On November 22, 1963, Kennedy lost his brother, President John F. Kennedy, to an assassin, and according to “April 4, 1968”, “Kennedy had not spoken publicly about President John F. Kennedy's assassination since Nov. 22, 1963, writes Ray E. Boomhower in his 2008 book, Robert F. Kennedy and the 1968 Indiana Primary.” The recognition of his brother's death created a feeling of authenticity that the listener could connect with and appreciate. By creating that feeling of genuine emotion, Kennedy also speaks to his authority on the subject, and when he pushes for more than violence and division among races, the crowd takes the words to heart, because they know that he has learned from previous grief. In his speech, Kennedy
The ill minded should not be the cause of the abiding citizens of America to lose their rights. The second amendment (the right to bear arms) was within the first 10 amendments to be put into our Bill of Rights. As the supreme court stated, the right to bear arms belongs completely to those as individuals. The purpose of the second amendment to be made was to make sure that the government couldn’t unarm our militias and make federal standing armies. When argued that the Second Amendment is purely to keep from disarming the state militias can not be entirely true, for it is said in the last half of the Amendment itself “the right of the people to keep and bear Arms, shall not be infringed”.
Martin Luther King Jr. was a very inspirational man whose assassination was caused by people of other race, being threatened by his want for change in what was considered to be equality for his people. There were many causes as to why Martin Luther King Jr. was assassinated and his background has a lot to do with it. According to the Martin Luther King Jr. Assassination article, King stated, "I 'm not fearing any man" ("MLK Jr. Assassination").

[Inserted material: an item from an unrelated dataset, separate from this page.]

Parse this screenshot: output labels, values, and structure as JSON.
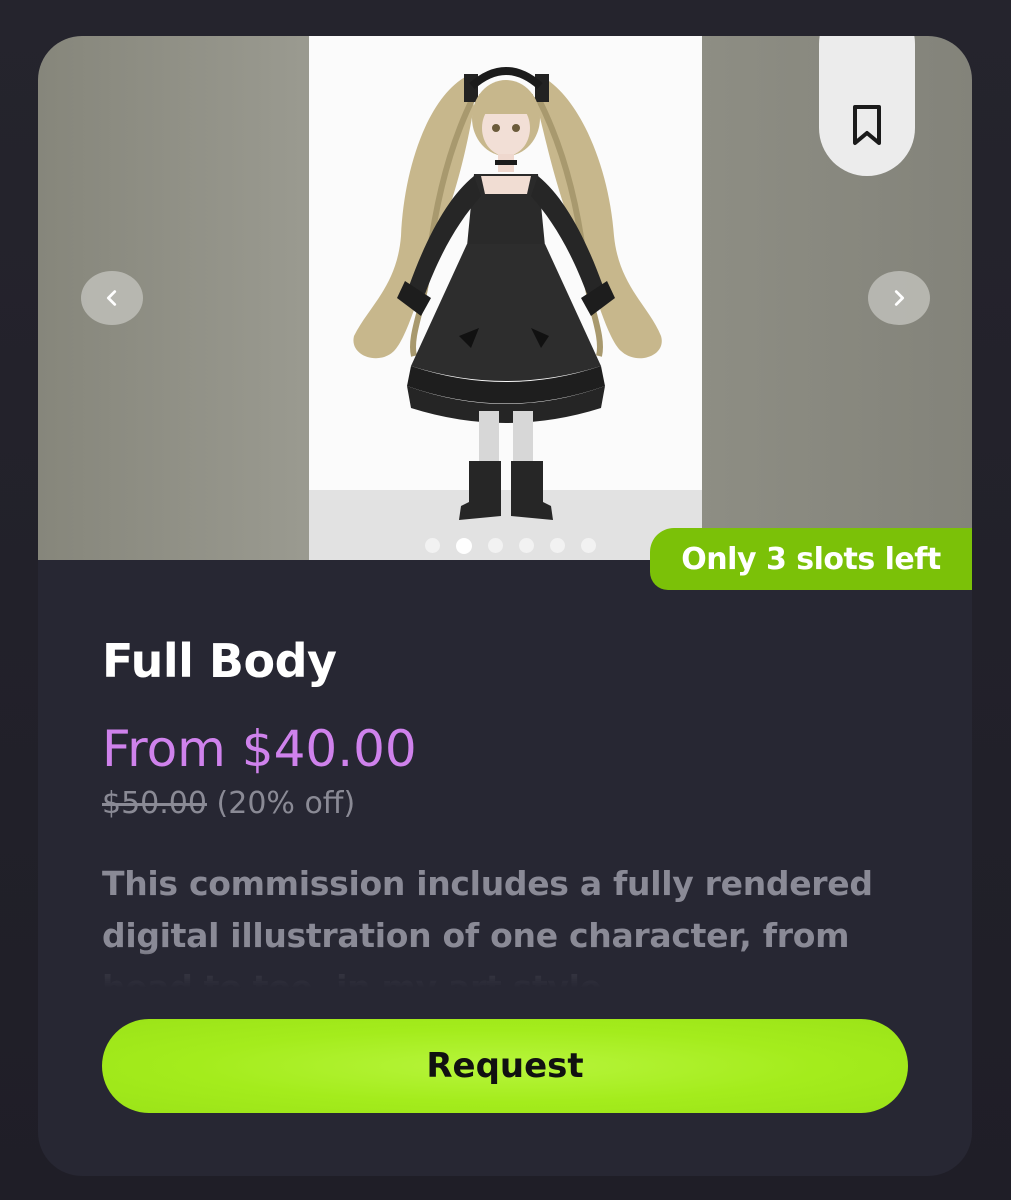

It is an invitation to deceive and impede ourselves, to follow false reasoning and toddlers, insisting that the addicts should die, insisting that they do not need a thorough process because they have just started things that should not be. That if the killings of "drug users and drug pusher" will certainly be addressed by mercenary police and abusive guards. With the mistakes and the burdens of the lives of those who are just bad, it's okay because, the "war on drugs" that the president will enforce is good but the truth is that we just believe that people who are guilty will never change, those people with bad consciences do not need to
We should not have young African-American men such as Philando Castile, Alton Sterling, and Walter Scott murdered by police over a minor violation or no violations at all. I do support the Black Lives Matter, Me Too, and the walk-out movements in support of change in our community. We as a community have made leaps and bounds but also take steps back such as signing legislation that tries to ban transgender people from joining the
Although his speech, informed us that his primary concern was that America be strongly united, and secure, built on a good foundation, able to resolve issues, and act as a national family, he doesn 't suggest nor help create a resolution to the issue. In the first paragraph, it says, “"Hear me for my cause." I speak to-day, out of a solicitous and anxious heart for the restoration to the country...” This quote is a clear indicator that he wants the greater good for America. However, can we really consider what he says to be the greater good for America as a whole or just the whites and higher class citizens? Although I disagree with the way Webster views things, I took the time to look at things from his standpoint.